§ **What the task asks**
What this exercise calls for is an exact copy of the data.

§ **Data records**
++++++++++++++++++++

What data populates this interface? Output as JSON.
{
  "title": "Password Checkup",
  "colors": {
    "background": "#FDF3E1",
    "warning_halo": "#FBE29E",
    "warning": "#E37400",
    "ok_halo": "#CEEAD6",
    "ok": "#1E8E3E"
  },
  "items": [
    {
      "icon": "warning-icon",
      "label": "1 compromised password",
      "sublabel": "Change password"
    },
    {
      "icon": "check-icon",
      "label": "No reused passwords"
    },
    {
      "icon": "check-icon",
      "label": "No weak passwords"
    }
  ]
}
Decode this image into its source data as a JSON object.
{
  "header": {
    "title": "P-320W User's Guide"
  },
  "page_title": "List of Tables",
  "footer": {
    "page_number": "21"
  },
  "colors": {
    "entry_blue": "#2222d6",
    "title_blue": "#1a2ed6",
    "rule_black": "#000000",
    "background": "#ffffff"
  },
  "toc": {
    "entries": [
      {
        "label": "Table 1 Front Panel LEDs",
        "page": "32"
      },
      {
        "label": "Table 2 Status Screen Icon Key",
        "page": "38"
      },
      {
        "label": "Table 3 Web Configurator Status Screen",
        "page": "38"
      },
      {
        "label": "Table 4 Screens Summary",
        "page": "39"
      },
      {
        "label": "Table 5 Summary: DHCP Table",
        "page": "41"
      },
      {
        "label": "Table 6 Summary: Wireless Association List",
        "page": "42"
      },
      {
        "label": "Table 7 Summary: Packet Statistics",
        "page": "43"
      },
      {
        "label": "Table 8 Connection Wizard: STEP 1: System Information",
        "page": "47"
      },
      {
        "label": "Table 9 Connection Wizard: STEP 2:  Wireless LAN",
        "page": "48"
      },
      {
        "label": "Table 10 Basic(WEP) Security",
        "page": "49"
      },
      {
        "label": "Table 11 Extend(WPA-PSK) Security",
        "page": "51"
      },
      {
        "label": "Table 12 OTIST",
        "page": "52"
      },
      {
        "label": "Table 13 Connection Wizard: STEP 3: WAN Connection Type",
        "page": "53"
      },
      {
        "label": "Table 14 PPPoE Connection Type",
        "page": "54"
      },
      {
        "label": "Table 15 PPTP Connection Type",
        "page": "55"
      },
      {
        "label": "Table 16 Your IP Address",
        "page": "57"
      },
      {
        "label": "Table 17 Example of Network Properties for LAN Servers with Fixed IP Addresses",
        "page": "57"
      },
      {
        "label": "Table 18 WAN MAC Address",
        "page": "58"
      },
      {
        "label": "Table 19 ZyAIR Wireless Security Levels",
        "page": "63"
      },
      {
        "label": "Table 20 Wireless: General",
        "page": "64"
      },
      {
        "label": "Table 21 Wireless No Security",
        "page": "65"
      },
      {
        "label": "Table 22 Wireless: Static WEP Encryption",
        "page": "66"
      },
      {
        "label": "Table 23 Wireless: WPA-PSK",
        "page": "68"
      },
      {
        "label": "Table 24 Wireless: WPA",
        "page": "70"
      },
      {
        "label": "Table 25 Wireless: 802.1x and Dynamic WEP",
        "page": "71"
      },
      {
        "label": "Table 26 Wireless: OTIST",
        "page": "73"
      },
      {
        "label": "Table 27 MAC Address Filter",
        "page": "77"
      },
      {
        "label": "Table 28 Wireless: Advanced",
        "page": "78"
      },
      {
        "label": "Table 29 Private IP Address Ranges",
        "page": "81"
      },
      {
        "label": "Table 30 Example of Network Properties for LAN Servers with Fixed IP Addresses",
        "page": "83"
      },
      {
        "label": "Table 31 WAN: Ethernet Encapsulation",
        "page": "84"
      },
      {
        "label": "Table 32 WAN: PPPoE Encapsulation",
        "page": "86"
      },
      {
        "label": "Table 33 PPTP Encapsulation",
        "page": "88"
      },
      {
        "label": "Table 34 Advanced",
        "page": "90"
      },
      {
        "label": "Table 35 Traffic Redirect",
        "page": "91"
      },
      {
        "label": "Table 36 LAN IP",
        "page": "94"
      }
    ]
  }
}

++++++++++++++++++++

§ **Response to the exercise**
What data populates this interface? Output as JSON.
{
  "title": "Password Checkup",
  "colors": {
    "background": "#FDF3E1",
    "warning_halo": "#FBE29E",
    "warning": "#E37400",
    "ok_halo": "#CEEAD6",
    "ok": "#1E8E3E"
  },
  "items": [
    {
      "icon": "warning-icon",
      "label": "1 compromised password",
      "sublabel": "Change password"
    },
    {
      "icon": "check-icon",
      "label": "No reused passwords"
    },
    {
      "icon": "check-icon",
      "label": "No weak passwords"
    }
  ]
}
Decode this image into its source data as a JSON object.
{
  "header": {
    "title": "P-320W User's Guide"
  },
  "page_title": "List of Tables",
  "footer": {
    "page_number": "21"
  },
  "colors": {
    "entry_blue": "#2222d6",
    "title_blue": "#1a2ed6",
    "rule_black": "#000000",
    "background": "#ffffff"
  },
  "toc": {
    "entries": [
      {
        "label": "Table 1 Front Panel LEDs",
        "page": "32"
      },
      {
        "label": "Table 2 Status Screen Icon Key",
        "page": "38"
      },
      {
        "label": "Table 3 Web Configurator Status Screen",
        "page": "38"
      },
      {
        "label": "Table 4 Screens Summary",
        "page": "39"
      },
      {
        "label": "Table 5 Summary: DHCP Table",
        "page": "41"
      },
      {
        "label": "Table 6 Summary: Wireless Association List",
        "page": "42"
      },
      {
        "label": "Table 7 Summary: Packet Statistics",
        "page": "43"
      },
      {
        "label": "Table 8 Connection Wizard: STEP 1: System Information",
        "page": "47"
      },
      {
        "label": "Table 9 Connection Wizard: STEP 2:  Wireless LAN",
        "page": "48"
      },
      {
        "label": "Table 10 Basic(WEP) Security",
        "page": "49"
      },
      {
        "label": "Table 11 Extend(WPA-PSK) Security",
        "page": "51"
      },
      {
        "label": "Table 12 OTIST",
        "page": "52"
      },
      {
        "label": "Table 13 Connection Wizard: STEP 3: WAN Connection Type",
        "page": "53"
      },
      {
        "label": "Table 14 PPPoE Connection Type",
        "page": "54"
      },
      {
        "label": "Table 15 PPTP Connection Type",
        "page": "55"
      },
      {
        "label": "Table 16 Your IP Address",
        "page": "57"
      },
      {
        "label": "Table 17 Example of Network Properties for LAN Servers with Fixed IP Addresses",
        "page": "57"
      },
      {
        "label": "Table 18 WAN MAC Address",
        "page": "58"
      },
      {
        "label": "Table 19 ZyAIR Wireless Security Levels",
        "page": "63"
      },
      {
        "label": "Table 20 Wireless: General",
        "page": "64"
      },
      {
        "label": "Table 21 Wireless No Security",
        "page": "65"
      },
      {
        "label": "Table 22 Wireless: Static WEP Encryption",
        "page": "66"
      },
      {
        "label": "Table 23 Wireless: WPA-PSK",
        "page": "68"
      },
      {
        "label": "Table 24 Wireless: WPA",
        "page": "70"
      },
      {
        "label": "Table 25 Wireless: 802.1x and Dynamic WEP",
        "page": "71"
      },
      {
        "label": "Table 26 Wireless: OTIST",
        "page": "73"
      },
      {
        "label": "Table 27 MAC Address Filter",
        "page": "77"
      },
      {
        "label": "Table 28 Wireless: Advanced",
        "page": "78"
      },
      {
        "label": "Table 29 Private IP Address Ranges",
        "page": "81"
      },
      {
        "label": "Table 30 Example of Network Properties for LAN Servers with Fixed IP Addresses",
        "page": "83"
      },
      {
        "label": "Table 31 WAN: Ethernet Encapsulation",
        "page": "84"
      },
      {
        "label": "Table 32 WAN: PPPoE Encapsulation",
        "page": "86"
      },
      {
        "label": "Table 33 PPTP Encapsulation",
        "page": "88"
      },
      {
        "label": "Table 34 Advanced",
        "page": "90"
      },
      {
        "label": "Table 35 Traffic Redirect",
        "page": "91"
      },
      {
        "label": "Table 36 LAN IP",
        "page": "94"
      }
    ]
  }
}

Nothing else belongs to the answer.